the Commission, the U.S. Agent became a member of the Avengers
and is based at their West Coast compound.
After several battles alongside the Avengers, U.S. Agent left
them due to personality conflicts and reckless behavior, only
to prove himself to them later and was able to rejoin (completely
divorcing himself from the Commission.) He served until the disbanding
of the West Coast branch and was brought by Tony Stark into the
team Force Works, serving until that team folded as well. He teamed
up breifly with his former teammates as they reformed the Avengers
after an hiatus.
U.S. Agent was later hired by Edwin Cord, owner of Cord Industries,
who, for reasons of his own, wanted to fund a superhero
team to take down the supposed still-criminal Thunderbolts.
U.S. Agent led the team, called The Jury, against the Thunderbolts
and their new leader, Hawkeye, but were beaten back and
the Thunderbolts escaped.

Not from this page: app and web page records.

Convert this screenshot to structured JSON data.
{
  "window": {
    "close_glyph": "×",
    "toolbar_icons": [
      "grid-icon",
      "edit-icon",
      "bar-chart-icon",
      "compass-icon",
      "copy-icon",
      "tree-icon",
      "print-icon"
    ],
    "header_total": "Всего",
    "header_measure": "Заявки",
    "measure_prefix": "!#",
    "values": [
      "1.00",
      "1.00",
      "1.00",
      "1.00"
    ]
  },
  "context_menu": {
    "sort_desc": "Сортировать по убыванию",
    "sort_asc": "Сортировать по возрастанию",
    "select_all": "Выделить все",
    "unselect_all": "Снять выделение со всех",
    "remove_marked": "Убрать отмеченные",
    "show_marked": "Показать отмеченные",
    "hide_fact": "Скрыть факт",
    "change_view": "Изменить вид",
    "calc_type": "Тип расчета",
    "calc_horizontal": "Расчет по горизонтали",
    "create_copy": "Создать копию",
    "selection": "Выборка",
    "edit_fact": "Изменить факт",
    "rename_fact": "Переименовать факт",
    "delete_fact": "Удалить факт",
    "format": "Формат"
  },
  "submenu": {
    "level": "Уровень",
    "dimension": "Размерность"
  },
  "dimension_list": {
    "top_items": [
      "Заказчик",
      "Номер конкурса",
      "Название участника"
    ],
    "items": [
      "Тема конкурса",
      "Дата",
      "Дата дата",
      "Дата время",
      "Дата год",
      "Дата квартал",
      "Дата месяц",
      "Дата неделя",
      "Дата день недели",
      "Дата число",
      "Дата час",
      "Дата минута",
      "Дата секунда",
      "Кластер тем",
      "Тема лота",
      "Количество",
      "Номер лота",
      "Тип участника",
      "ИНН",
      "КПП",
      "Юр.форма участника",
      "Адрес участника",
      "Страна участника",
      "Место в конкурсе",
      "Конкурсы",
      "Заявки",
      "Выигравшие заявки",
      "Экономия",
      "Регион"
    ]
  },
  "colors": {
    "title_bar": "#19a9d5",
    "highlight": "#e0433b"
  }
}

On a second attempt to apprehend
them, U.S. Agent and the Jury ended up joining their adversaries
against Brute Force and the soldiers of the Secret Empire.
Height: 6 ft. 4 in. Weight: 270 lbs. Eyes: Blue Hair: Blond
Strength Level: Due to treatment by the Power Broker,
the U.S. Agent possesses superhuman strength enabling him to lift
(press) roughly ten tons.
Known Superhuman Powers: The U.S. Agent's only superhuman
powers are the superhuman strength and stamina given him by the
Power Broker's treatment.
Other Abilities: The U.S. Agent has received rigorous
training in hand-to-hand combat, acrobatics, and gymnastics. He
has been trained by the Taskmaster in the original Captain America's
own fighting style, which employs boxing, judo, and acrobatics.
Weapons and Paraphernalia: As the Super-Patriot Walker
wore a costume made of bulletproof Kevlar and carried a "torchsword,"
a weapon which projected flame
As Captain America Walker wore a costume consisting in part of
chain mail and carried the first Captain America's shield.
As the U.S. Agent Walker also wears a costume made of chain mail
and carries a shield made of Vibranium, which can absorb the vibrations
from concussive forces directed against it.